Alleged trespassers claim right to land
Five plead not guilty after 16 are arrested on a Maui parcel being developed for housing
WAILUKU » Several native Hawaiians arrested for allegedly trespassing on a planned housing project on Maui appeared yesterday in Wailuku District Court.
The five in the group of 16 arrestees who claim they are heirs of the land pleaded not guilty before Judge Douglas Ige.
The date for completing the 16's pretrial motions was Dec. 12. Ige released the five on their own recognizance. The other 11 had posted $100 bail.
The group, including four older than 60, was arrested Sunday on land in Waiehu being developed by Sterling Kim.
Valerie Piimauna Dukelow, one of those arrested Sunday and a member of the group Ko Hawaii Pae Aina-Aha O Na Wai Eha, said that based on a royal patent, she and the others have vested rights to the land and should be able to live on it.
"I wanted to show them this was my right as a kanaka. I had the right to be there," Dukelow said.
"We cannot step back anymore. ... We were not afraid because we knew what we were doing was right."
But Kim, head of Hale Mua Properties LLC, said the people were using the claims as heirs to squat on his land and that he has already received a Maui Circuit Court summary judgment in his favor.
"None of the people who were arrested had ever filed a claim in the court that was recognized," Kim said.
Kim said there was no paperwork or genealogy to justify their claims.
"We've tried to discuss things with them. ... We have people who are misinformed," Kim said.
Dukelow said her group has been visiting the site regularly to take care of the land.
Native Hawaiians have cleared the land and planted crops on the site, including squash, mamaki tea, awa, kukui and taro.

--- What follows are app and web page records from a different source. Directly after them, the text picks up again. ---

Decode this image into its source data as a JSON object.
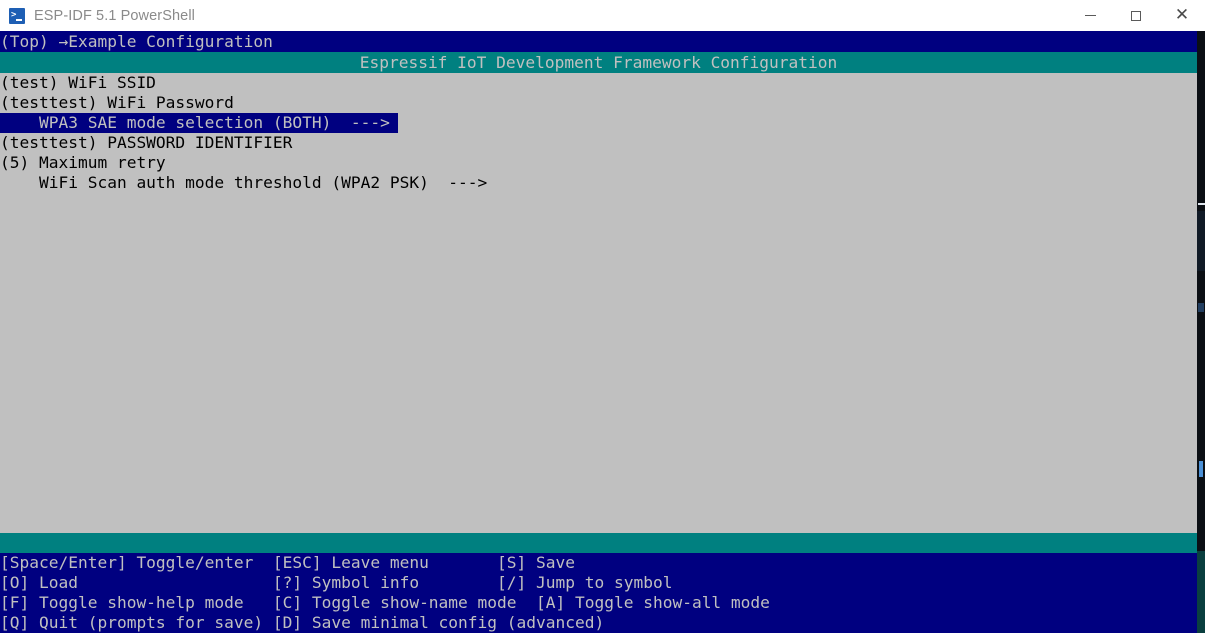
{
  "window": {
    "title": "ESP-IDF 5.1 PowerShell",
    "app_icon": "powershell-icon",
    "buttons": {
      "minimize": "minimize-icon",
      "maximize": "maximize-icon",
      "close": "close-icon"
    }
  },
  "colors": {
    "terminal_background": "#c0c0c0",
    "bar_navy": "#000080",
    "bar_teal": "#008080",
    "text_dark": "#000000",
    "text_light": "#c0c0c0",
    "titlebar_background": "#ffffff",
    "titlebar_text": "#8a8a8a"
  },
  "breadcrumb": {
    "text": "(Top) →Example Configuration"
  },
  "app_header": {
    "title": "Espressif IoT Development Framework Configuration"
  },
  "menu": {
    "selected_index": 2,
    "items": [
      {
        "text": "(test) WiFi SSID",
        "selected": false
      },
      {
        "text": "(testtest) WiFi Password",
        "selected": false
      },
      {
        "text": "    WPA3 SAE mode selection (BOTH)  --->",
        "selected": true
      },
      {
        "text": "(testtest) PASSWORD IDENTIFIER",
        "selected": false
      },
      {
        "text": "(5) Maximum retry",
        "selected": false
      },
      {
        "text": "    WiFi Scan auth mode threshold (WPA2 PSK)  --->",
        "selected": false
      }
    ]
  },
  "footer": {
    "rows": [
      "[Space/Enter] Toggle/enter  [ESC] Leave menu       [S] Save",
      "[O] Load                    [?] Symbol info        [/] Jump to symbol",
      "[F] Toggle show-help mode   [C] Toggle show-name mode  [A] Toggle show-all mode",
      "[Q] Quit (prompts for save) [D] Save minimal config (advanced)"
    ]
  }
}
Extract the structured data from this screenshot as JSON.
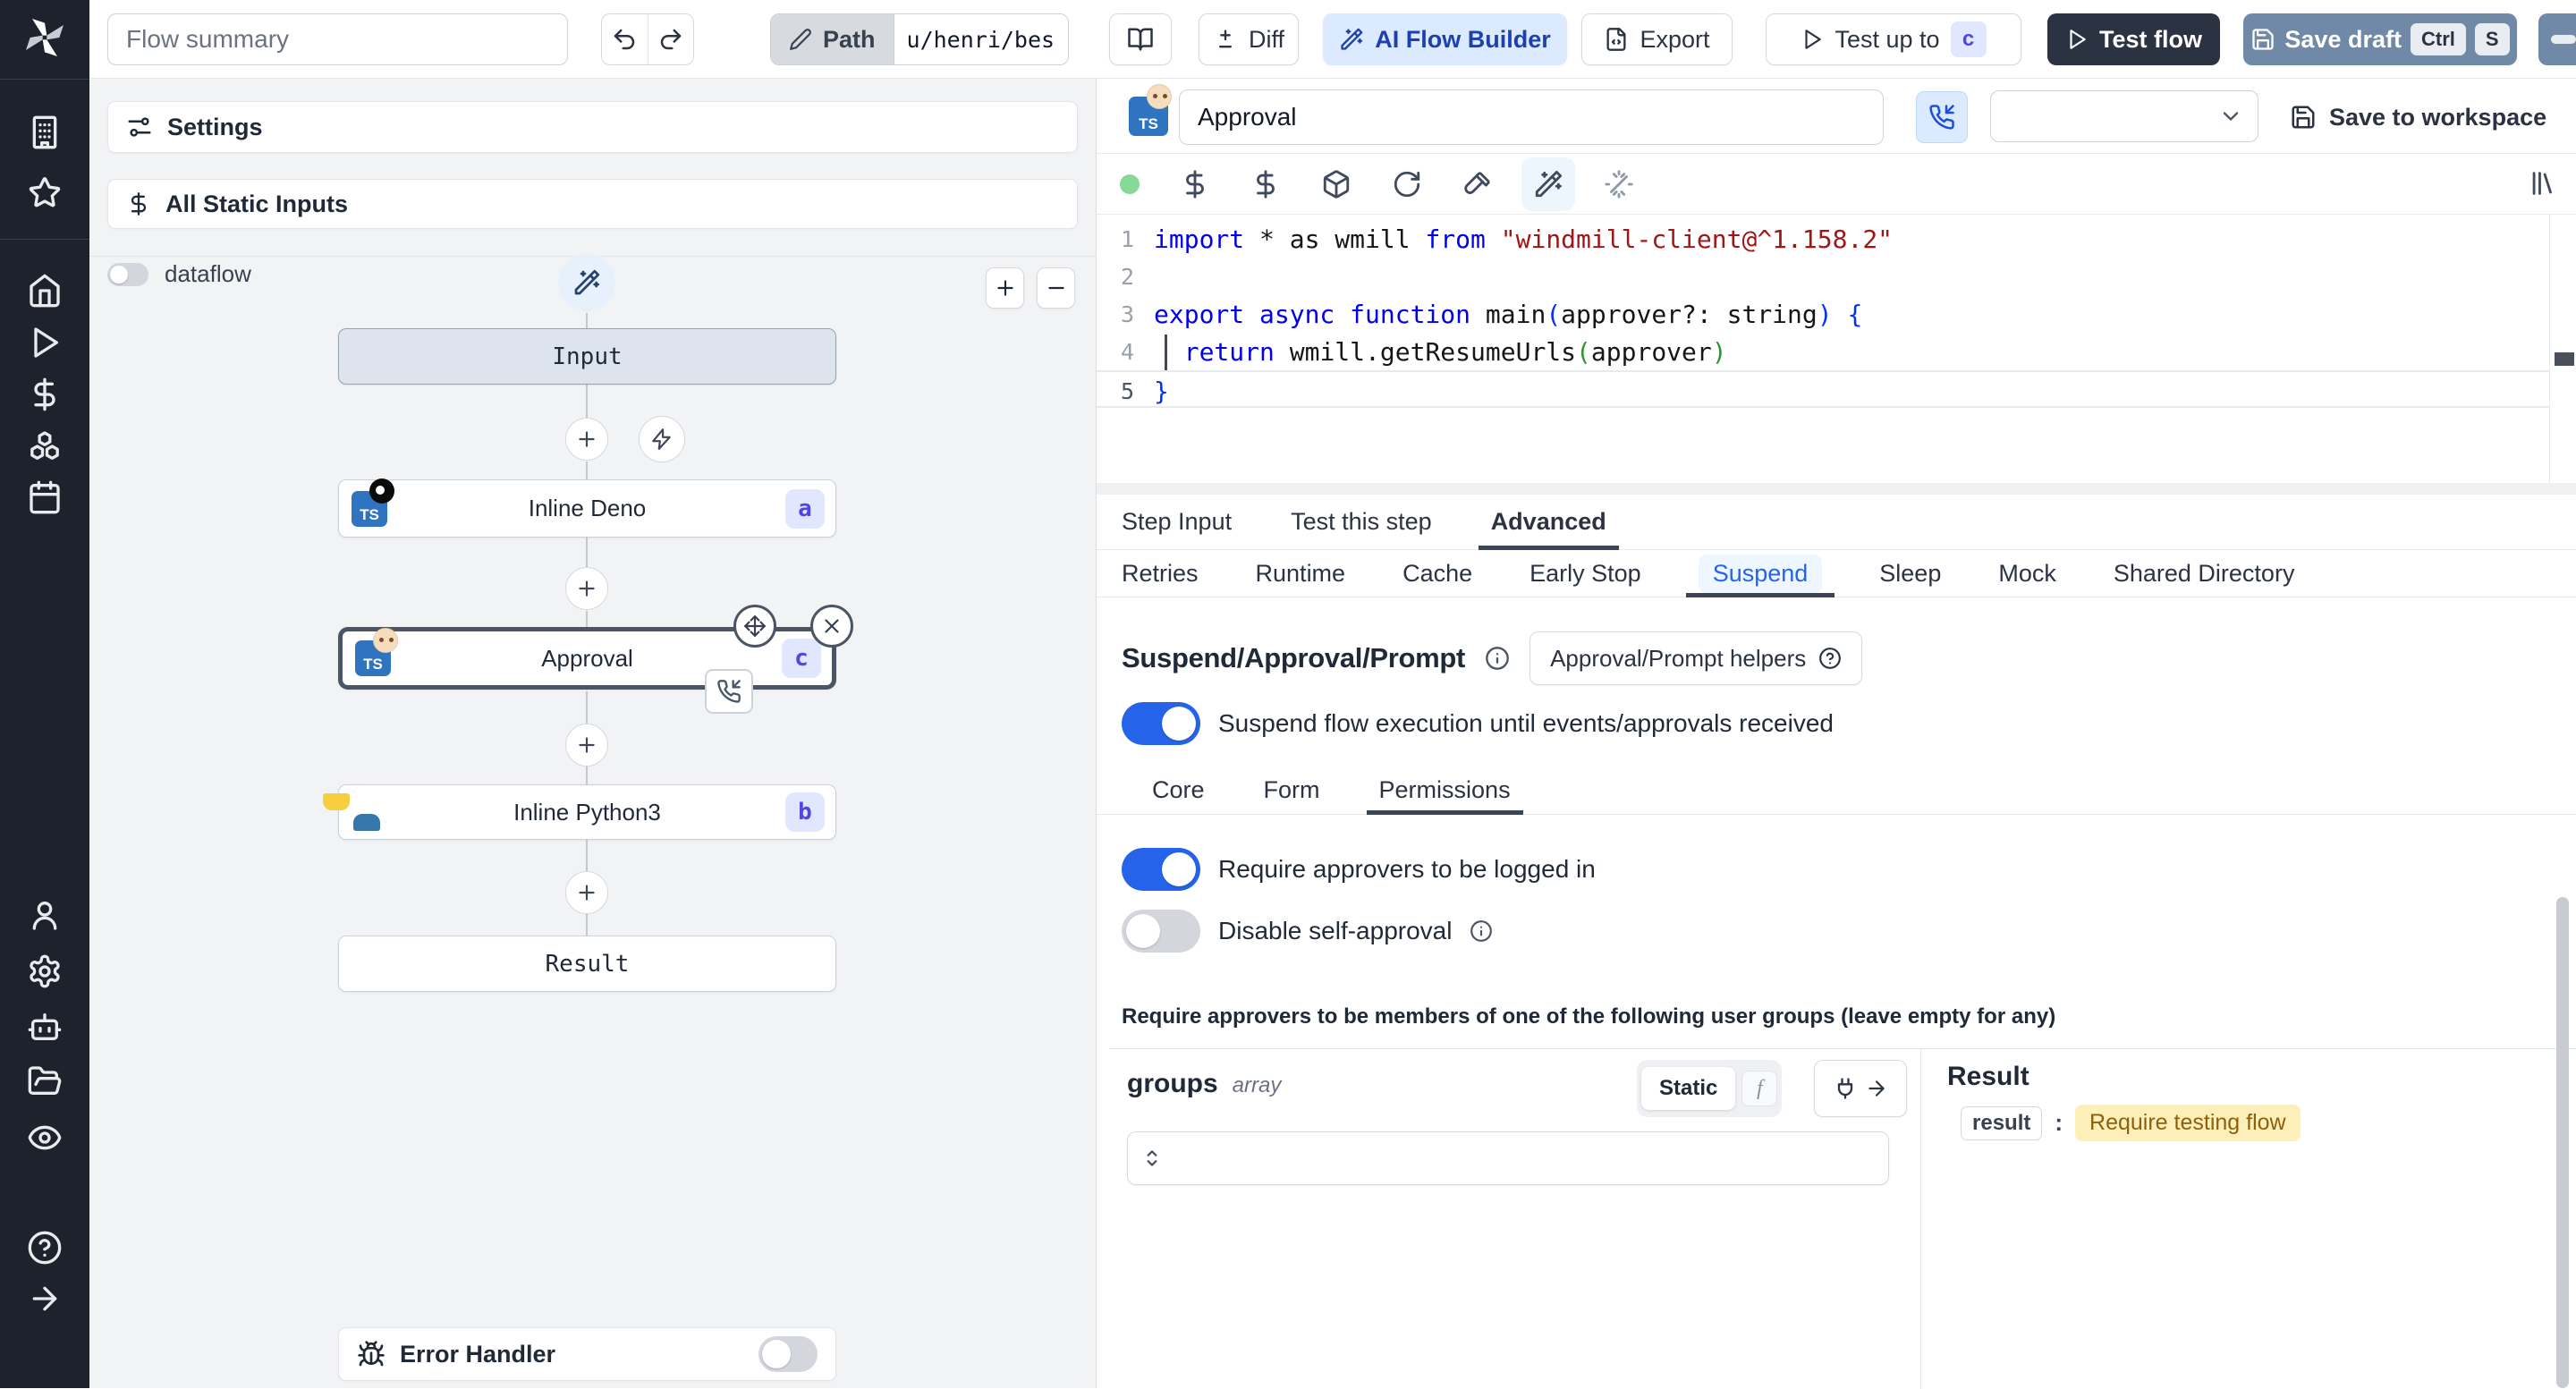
{
  "topbar": {
    "flow_summary": "Flow summary",
    "path_label": "Path",
    "path_value": "u/henri/bes",
    "diff": "Diff",
    "ai_flow_builder": "AI Flow Builder",
    "export": "Export",
    "test_up_to": "Test up to",
    "test_up_to_badge": "c",
    "test_flow": "Test flow",
    "save_draft": "Save draft",
    "kbd_ctrl": "Ctrl",
    "kbd_s": "S"
  },
  "flow": {
    "settings": "Settings",
    "static_inputs_icon": "$",
    "static_inputs": "All Static Inputs",
    "dataflow": "dataflow",
    "input_node": "Input",
    "ts_label": "TS",
    "deno_node": "Inline Deno",
    "deno_badge": "a",
    "approval_node": "Approval",
    "approval_badge": "c",
    "python_node": "Inline Python3",
    "python_badge": "b",
    "result_node": "Result",
    "error_handler": "Error Handler"
  },
  "header": {
    "title": "Approval",
    "ts_label": "TS",
    "save_to_workspace": "Save to workspace"
  },
  "editor": {
    "nums": [
      "1",
      "2",
      "3",
      "4",
      "5"
    ],
    "l1": {
      "k1": "import",
      "p1": " * as wmill ",
      "k2": "from",
      "s1": " \"windmill-client@^1.158.2\""
    },
    "l3": {
      "k1": "export async function",
      "p1": " main",
      "b1": "(",
      "p2": "approver?: string",
      "b2": ")",
      "b3": " {"
    },
    "l4": {
      "p0": "  ",
      "k1": "return",
      "p1": " wmill.getResumeUrls",
      "b1": "(",
      "p2": "approver",
      "b2": ")"
    },
    "l5": {
      "b1": "}"
    }
  },
  "tabs": {
    "t1": "Step Input",
    "t2": "Test this step",
    "t3": "Advanced"
  },
  "advanced_tabs": {
    "t1": "Retries",
    "t2": "Runtime",
    "t3": "Cache",
    "t4": "Early Stop",
    "t5": "Suspend",
    "t6": "Sleep",
    "t7": "Mock",
    "t8": "Shared Directory"
  },
  "suspend": {
    "heading": "Suspend/Approval/Prompt",
    "helpers": "Approval/Prompt helpers",
    "enable": "Suspend flow execution until events/approvals received",
    "tab_core": "Core",
    "tab_form": "Form",
    "tab_permissions": "Permissions",
    "require_login": "Require approvers to be logged in",
    "disable_self": "Disable self-approval",
    "note": "Require approvers to be members of one of the following user groups (leave empty for any)"
  },
  "groups_panel": {
    "name": "groups",
    "type": "array",
    "static_label": "Static",
    "fn_label": "f"
  },
  "result_panel": {
    "title": "Result",
    "key": "result",
    "value": "Require testing flow"
  },
  "colors": {
    "accent": "#2563eb",
    "badge_bg": "#e0e7ff",
    "badge_text": "#4f46e5",
    "result_value_bg": "#fcf0b8",
    "result_value_text": "#8f5f10"
  }
}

Dukelow said the group has encountered police on multiple occasions during their work at the site, but decided Sunday that they could not back down.
The land, formerly used for sugar cane cultivation, was once owned by Wailuku Agribusiness.
Kim said he plans to build 466 homes on 240 acres of land, including 238 affordable homes with prices beginning at $180,000 for a three-bedroom.
He said the affordable houses will be available for purchase by many people, including native Hawaiians.
"This is not a quick-get-rich scheme," Kim said.